EXERCISE AIM :: Whenever a line in the material below includes "JSON", copy that line.
/---
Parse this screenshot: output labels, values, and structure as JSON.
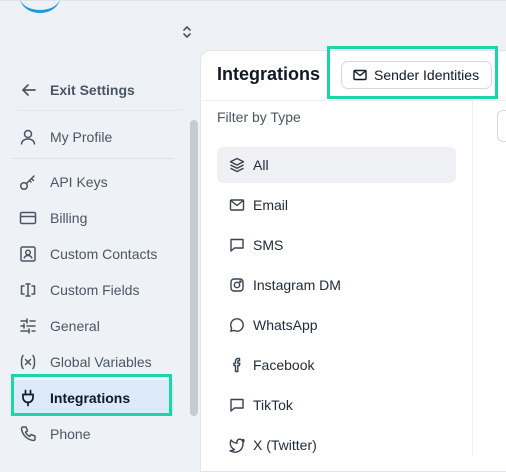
{
  "sidebar": {
    "exit_label": "Exit Settings",
    "items": [
      {
        "label": "My Profile",
        "icon": "user-icon"
      },
      {
        "label": "API Keys",
        "icon": "key-icon"
      },
      {
        "label": "Billing",
        "icon": "credit-card-icon"
      },
      {
        "label": "Custom Contacts",
        "icon": "contact-card-icon"
      },
      {
        "label": "Custom Fields",
        "icon": "text-cursor-icon"
      },
      {
        "label": "General",
        "icon": "sliders-icon"
      },
      {
        "label": "Global Variables",
        "icon": "variable-icon"
      },
      {
        "label": "Integrations",
        "icon": "plug-icon",
        "active": true
      },
      {
        "label": "Phone",
        "icon": "phone-icon"
      }
    ]
  },
  "main": {
    "title": "Integrations",
    "sender_button_label": "Sender Identities",
    "filter_label": "Filter by Type",
    "types": [
      {
        "label": "All",
        "icon": "layers-icon",
        "active": true
      },
      {
        "label": "Email",
        "icon": "mail-icon"
      },
      {
        "label": "SMS",
        "icon": "message-square-icon"
      },
      {
        "label": "Instagram DM",
        "icon": "instagram-icon"
      },
      {
        "label": "WhatsApp",
        "icon": "whatsapp-icon"
      },
      {
        "label": "Facebook",
        "icon": "facebook-icon"
      },
      {
        "label": "TikTok",
        "icon": "message-square-icon"
      },
      {
        "label": "X (Twitter)",
        "icon": "twitter-icon"
      }
    ]
  },
  "colors": {
    "accent_highlight": "#1ed3a8",
    "active_nav_bg": "#dbe9f8",
    "page_bg": "#eef1f6"
  }
}
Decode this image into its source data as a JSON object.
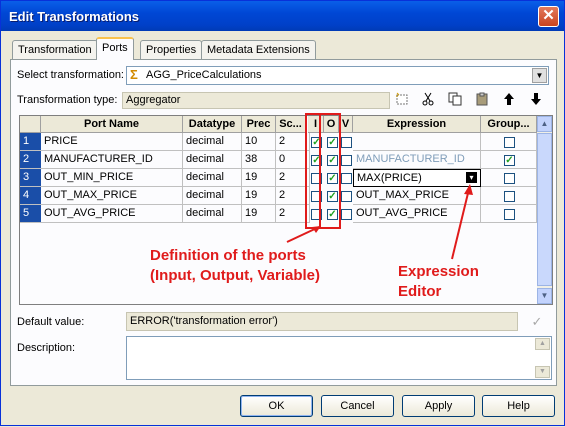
{
  "window": {
    "title": "Edit Transformations",
    "close_glyph": "✕"
  },
  "tabs": [
    {
      "label": "Transformation"
    },
    {
      "label": "Ports"
    },
    {
      "label": "Properties"
    },
    {
      "label": "Metadata Extensions"
    }
  ],
  "select_transformation": {
    "label": "Select transformation:",
    "value": "AGG_PriceCalculations",
    "icon": "sigma-aggregator-icon"
  },
  "transformation_type": {
    "label": "Transformation type:",
    "value": "Aggregator"
  },
  "toolbar_icons": [
    "new-port-icon",
    "cut-icon",
    "copy-icon",
    "paste-icon",
    "move-up-icon",
    "move-down-icon"
  ],
  "ports": {
    "columns": [
      "Port Name",
      "Datatype",
      "Prec",
      "Sc...",
      "I",
      "O",
      "V",
      "Expression",
      "Group..."
    ],
    "rows": [
      {
        "num": "1",
        "name": "PRICE",
        "datatype": "decimal",
        "prec": "10",
        "scale": "2",
        "I": true,
        "O": true,
        "V": false,
        "expression": "",
        "group_by": false
      },
      {
        "num": "2",
        "name": "MANUFACTURER_ID",
        "datatype": "decimal",
        "prec": "38",
        "scale": "0",
        "I": true,
        "O": true,
        "V": false,
        "expression": "MANUFACTURER_ID",
        "group_by": true
      },
      {
        "num": "3",
        "name": "OUT_MIN_PRICE",
        "datatype": "decimal",
        "prec": "19",
        "scale": "2",
        "I": false,
        "O": true,
        "V": false,
        "expression": "MAX(PRICE)",
        "group_by": false
      },
      {
        "num": "4",
        "name": "OUT_MAX_PRICE",
        "datatype": "decimal",
        "prec": "19",
        "scale": "2",
        "I": false,
        "O": true,
        "V": false,
        "expression": "OUT_MAX_PRICE",
        "group_by": false
      },
      {
        "num": "5",
        "name": "OUT_AVG_PRICE",
        "datatype": "decimal",
        "prec": "19",
        "scale": "2",
        "I": false,
        "O": true,
        "V": false,
        "expression": "OUT_AVG_PRICE",
        "group_by": false
      }
    ]
  },
  "annotations": {
    "ports_line1": "Definition of the ports",
    "ports_line2": "(Input, Output, Variable)",
    "expr_line1": "Expression",
    "expr_line2": "Editor",
    "color": "#e01b1b"
  },
  "default_value": {
    "label": "Default value:",
    "value": "ERROR('transformation error')"
  },
  "description": {
    "label": "Description:",
    "value": ""
  },
  "buttons": {
    "ok": "OK",
    "cancel": "Cancel",
    "apply": "Apply",
    "help": "Help"
  },
  "colors": {
    "titlebar": "#0047d5",
    "row_header": "#1a4ea8",
    "check": "#21a121"
  }
}
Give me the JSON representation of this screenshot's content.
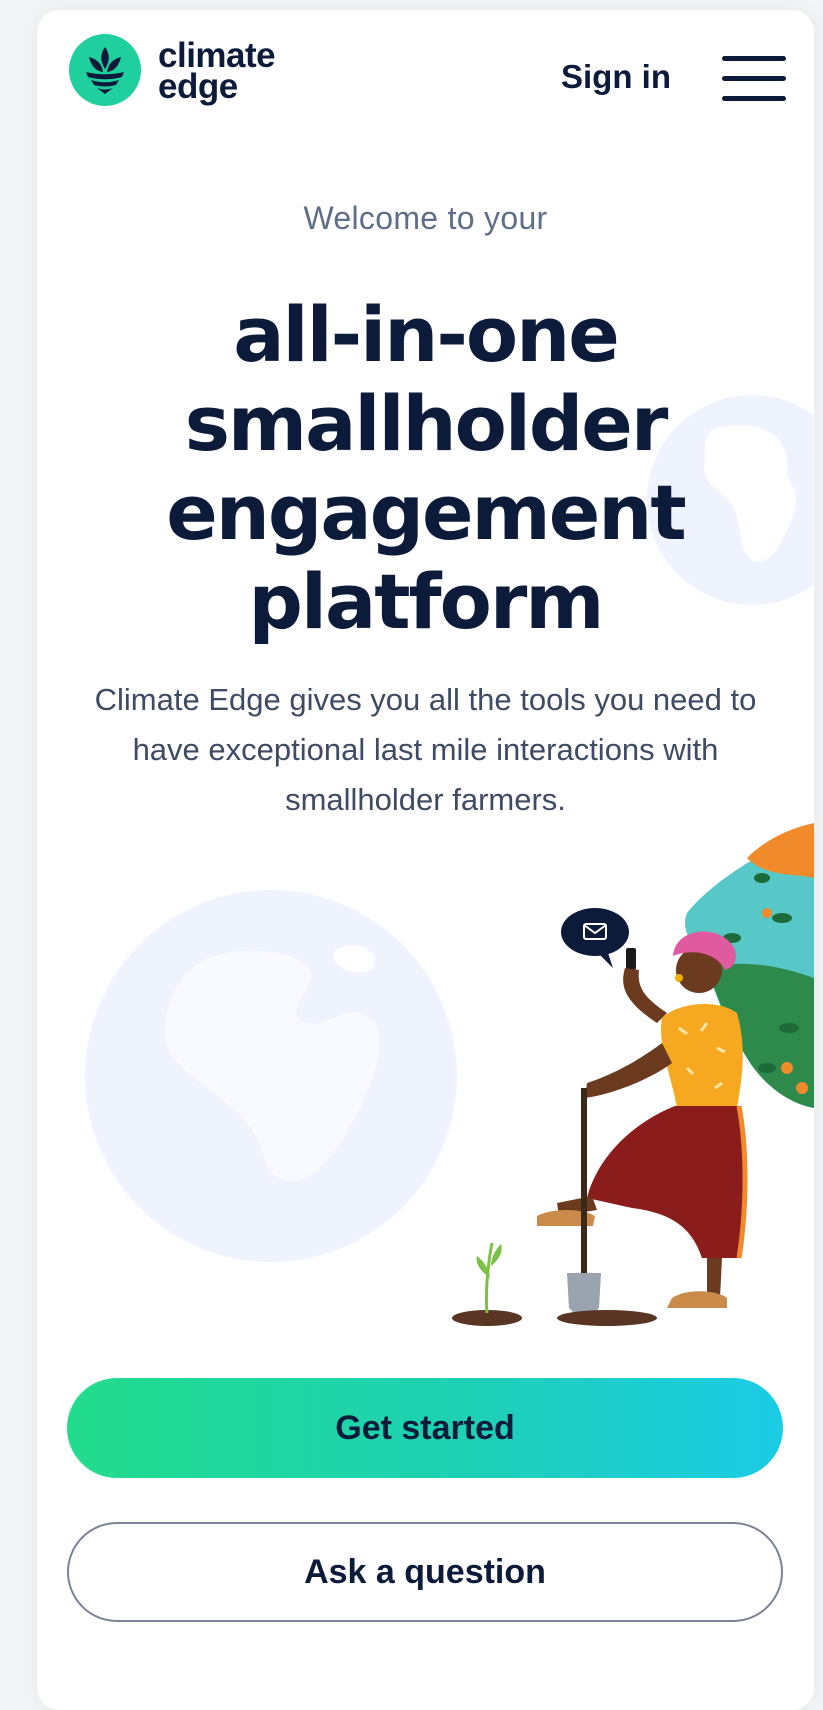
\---
WRITTEN RESPONSE ::
Parse this screenshot: output labels, values, and structure as JSON.
Decode this image into its source data as a JSON object.
Give me the JSON representation of this screenshot's content.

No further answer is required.